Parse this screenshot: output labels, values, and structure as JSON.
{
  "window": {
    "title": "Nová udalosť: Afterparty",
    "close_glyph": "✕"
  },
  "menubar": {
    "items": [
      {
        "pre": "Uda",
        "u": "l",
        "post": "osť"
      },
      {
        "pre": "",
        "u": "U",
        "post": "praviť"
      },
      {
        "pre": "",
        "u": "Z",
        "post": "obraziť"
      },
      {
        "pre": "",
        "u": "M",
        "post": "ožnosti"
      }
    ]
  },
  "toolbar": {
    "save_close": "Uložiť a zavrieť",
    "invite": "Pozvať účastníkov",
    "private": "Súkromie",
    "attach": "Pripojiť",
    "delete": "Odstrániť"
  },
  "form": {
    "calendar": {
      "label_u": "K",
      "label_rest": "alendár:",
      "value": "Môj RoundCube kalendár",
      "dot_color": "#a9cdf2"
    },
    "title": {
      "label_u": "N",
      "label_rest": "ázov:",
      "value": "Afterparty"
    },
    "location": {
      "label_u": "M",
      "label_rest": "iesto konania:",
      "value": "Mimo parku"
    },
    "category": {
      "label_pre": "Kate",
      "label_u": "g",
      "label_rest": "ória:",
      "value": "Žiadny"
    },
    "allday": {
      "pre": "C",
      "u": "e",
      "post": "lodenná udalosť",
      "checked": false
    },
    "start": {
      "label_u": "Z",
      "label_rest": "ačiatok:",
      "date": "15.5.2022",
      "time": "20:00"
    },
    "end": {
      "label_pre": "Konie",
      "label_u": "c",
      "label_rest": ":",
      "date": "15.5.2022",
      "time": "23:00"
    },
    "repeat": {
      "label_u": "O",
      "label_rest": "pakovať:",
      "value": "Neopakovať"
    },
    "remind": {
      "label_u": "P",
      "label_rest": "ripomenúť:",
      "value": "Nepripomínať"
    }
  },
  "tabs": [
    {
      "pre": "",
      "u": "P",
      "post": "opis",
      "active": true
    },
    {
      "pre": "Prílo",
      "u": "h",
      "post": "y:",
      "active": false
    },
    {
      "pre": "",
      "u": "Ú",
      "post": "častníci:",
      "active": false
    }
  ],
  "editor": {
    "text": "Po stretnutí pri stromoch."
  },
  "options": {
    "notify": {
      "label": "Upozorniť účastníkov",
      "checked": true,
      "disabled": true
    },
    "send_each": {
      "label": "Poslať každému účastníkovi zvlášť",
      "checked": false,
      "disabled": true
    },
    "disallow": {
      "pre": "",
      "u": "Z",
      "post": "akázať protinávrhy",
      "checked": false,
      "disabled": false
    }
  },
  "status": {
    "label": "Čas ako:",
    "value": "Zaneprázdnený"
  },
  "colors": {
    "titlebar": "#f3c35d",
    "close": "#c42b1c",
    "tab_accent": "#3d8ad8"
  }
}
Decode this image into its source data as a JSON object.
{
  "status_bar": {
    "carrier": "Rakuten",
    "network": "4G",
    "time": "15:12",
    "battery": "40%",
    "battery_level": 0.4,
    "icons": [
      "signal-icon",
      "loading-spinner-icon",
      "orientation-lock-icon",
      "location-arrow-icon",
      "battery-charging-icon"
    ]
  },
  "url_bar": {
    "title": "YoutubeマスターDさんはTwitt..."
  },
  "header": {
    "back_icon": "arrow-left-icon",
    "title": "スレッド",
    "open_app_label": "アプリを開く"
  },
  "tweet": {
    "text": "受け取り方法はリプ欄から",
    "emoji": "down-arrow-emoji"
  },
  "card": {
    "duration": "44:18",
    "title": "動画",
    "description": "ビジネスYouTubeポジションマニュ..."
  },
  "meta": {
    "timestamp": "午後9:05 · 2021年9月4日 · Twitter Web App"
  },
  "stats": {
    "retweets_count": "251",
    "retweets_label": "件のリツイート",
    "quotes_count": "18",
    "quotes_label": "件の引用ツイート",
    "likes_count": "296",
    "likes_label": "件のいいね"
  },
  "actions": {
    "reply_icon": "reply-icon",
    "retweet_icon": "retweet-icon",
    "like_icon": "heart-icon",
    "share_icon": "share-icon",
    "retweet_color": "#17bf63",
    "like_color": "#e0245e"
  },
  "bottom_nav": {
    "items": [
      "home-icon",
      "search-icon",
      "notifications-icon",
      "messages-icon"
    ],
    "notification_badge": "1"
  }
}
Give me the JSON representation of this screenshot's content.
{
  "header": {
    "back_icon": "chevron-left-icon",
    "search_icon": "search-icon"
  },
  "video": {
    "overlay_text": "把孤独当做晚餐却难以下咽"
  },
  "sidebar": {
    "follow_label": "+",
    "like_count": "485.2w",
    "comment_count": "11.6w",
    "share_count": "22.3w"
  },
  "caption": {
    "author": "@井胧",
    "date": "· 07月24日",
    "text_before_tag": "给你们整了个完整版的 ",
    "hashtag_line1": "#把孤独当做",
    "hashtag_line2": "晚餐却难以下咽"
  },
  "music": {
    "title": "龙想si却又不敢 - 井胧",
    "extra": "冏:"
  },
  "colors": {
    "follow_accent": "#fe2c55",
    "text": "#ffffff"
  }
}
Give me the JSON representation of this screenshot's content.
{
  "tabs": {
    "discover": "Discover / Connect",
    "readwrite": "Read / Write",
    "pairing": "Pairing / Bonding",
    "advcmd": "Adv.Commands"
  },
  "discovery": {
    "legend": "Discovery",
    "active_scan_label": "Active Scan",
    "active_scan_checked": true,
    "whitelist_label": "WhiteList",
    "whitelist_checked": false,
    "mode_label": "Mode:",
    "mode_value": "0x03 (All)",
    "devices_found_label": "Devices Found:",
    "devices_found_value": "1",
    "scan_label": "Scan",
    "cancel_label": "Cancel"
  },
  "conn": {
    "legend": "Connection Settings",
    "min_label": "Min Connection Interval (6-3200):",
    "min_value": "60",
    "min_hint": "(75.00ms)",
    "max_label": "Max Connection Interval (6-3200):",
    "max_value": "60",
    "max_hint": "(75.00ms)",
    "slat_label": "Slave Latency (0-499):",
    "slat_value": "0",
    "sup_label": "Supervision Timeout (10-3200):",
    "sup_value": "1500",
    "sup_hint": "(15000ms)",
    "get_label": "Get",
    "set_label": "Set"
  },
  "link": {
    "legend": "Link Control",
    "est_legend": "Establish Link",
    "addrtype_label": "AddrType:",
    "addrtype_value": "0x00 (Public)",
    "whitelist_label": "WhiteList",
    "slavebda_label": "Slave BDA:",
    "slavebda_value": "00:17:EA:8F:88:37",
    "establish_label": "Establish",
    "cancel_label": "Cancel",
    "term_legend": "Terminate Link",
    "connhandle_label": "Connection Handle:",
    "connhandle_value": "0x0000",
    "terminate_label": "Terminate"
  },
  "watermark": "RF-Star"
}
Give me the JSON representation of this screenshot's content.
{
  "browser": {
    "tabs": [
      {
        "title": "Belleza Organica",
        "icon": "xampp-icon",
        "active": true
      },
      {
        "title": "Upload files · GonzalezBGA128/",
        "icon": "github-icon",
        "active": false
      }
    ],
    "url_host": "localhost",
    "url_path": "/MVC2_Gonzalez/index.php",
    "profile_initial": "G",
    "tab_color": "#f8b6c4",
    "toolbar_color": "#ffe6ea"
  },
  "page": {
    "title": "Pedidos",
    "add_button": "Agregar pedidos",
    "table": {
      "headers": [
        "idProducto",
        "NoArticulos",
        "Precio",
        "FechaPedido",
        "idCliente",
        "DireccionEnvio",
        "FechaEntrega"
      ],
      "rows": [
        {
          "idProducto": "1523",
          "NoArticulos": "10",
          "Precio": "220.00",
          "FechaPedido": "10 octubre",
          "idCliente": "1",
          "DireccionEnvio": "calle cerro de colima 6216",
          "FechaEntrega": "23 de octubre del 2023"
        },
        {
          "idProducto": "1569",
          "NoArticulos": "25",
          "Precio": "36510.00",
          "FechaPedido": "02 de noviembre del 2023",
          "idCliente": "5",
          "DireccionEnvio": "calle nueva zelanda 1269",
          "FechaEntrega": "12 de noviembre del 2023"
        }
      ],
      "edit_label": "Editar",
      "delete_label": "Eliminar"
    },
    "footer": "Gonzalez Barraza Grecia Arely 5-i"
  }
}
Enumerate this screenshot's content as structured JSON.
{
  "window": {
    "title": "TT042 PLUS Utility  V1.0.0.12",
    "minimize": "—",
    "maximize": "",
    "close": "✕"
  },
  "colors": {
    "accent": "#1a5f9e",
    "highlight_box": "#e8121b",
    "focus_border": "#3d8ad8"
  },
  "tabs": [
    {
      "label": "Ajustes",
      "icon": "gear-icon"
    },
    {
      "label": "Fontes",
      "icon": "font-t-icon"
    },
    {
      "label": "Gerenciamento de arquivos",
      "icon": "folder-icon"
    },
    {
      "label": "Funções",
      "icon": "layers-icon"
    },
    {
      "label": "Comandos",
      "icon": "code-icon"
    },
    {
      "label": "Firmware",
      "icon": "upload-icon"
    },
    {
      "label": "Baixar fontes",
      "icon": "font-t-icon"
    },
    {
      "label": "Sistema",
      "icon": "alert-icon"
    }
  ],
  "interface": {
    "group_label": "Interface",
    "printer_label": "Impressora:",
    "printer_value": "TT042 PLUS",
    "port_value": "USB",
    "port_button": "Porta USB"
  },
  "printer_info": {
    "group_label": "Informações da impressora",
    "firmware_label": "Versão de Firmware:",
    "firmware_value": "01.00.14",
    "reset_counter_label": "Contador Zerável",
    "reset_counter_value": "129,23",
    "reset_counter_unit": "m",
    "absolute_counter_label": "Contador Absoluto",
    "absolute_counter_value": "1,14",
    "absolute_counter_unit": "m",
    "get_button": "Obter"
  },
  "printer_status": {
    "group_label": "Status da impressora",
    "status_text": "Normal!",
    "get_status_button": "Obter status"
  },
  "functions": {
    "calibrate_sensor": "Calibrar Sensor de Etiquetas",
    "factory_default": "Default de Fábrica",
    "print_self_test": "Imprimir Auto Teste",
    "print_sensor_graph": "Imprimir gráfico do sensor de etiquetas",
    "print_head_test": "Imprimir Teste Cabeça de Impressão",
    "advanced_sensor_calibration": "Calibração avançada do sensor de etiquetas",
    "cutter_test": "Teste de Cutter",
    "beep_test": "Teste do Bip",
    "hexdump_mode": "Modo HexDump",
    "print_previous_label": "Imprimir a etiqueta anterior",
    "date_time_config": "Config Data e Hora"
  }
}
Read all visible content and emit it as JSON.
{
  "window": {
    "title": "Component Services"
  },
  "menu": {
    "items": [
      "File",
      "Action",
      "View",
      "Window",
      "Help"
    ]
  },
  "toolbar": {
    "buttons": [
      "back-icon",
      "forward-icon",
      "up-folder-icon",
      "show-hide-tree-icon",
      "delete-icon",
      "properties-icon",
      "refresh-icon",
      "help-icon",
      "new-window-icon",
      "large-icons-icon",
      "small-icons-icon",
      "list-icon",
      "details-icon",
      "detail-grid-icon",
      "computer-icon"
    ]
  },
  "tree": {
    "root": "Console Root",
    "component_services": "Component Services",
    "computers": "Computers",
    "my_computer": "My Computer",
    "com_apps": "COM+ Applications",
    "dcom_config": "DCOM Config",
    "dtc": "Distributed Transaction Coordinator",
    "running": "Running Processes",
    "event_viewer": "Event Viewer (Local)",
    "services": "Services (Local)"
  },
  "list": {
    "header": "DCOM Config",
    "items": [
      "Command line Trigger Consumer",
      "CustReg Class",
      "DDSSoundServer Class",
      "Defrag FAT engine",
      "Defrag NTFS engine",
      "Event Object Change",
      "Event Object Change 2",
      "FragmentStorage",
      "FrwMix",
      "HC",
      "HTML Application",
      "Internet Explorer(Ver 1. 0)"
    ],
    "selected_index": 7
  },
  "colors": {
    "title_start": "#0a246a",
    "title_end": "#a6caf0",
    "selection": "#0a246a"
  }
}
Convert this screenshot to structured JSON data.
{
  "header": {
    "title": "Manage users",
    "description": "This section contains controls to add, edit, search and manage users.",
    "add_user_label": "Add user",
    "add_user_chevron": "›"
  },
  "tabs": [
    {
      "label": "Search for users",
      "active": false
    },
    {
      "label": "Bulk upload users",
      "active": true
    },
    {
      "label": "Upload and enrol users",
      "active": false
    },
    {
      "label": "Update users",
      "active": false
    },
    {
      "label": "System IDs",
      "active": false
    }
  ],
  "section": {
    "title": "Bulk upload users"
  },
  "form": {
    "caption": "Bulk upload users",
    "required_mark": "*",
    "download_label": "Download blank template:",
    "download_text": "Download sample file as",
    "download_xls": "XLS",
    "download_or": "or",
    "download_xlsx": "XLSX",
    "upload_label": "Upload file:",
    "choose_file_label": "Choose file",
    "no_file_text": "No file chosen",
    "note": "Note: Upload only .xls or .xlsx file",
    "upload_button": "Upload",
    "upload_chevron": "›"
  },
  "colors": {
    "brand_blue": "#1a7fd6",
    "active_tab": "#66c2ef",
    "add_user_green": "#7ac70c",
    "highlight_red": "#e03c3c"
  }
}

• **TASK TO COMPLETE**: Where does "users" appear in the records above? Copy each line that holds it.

• **TASK OUTPUT**:
    "title": "Manage users",
    "description": "This section contains controls to add, edit, search and manage users.",
      "label": "Search for users",
      "label": "Bulk upload users",
      "label": "Upload and enrol users",
      "label": "Update users",
    "title": "Bulk upload users"
    "caption": "Bulk upload users",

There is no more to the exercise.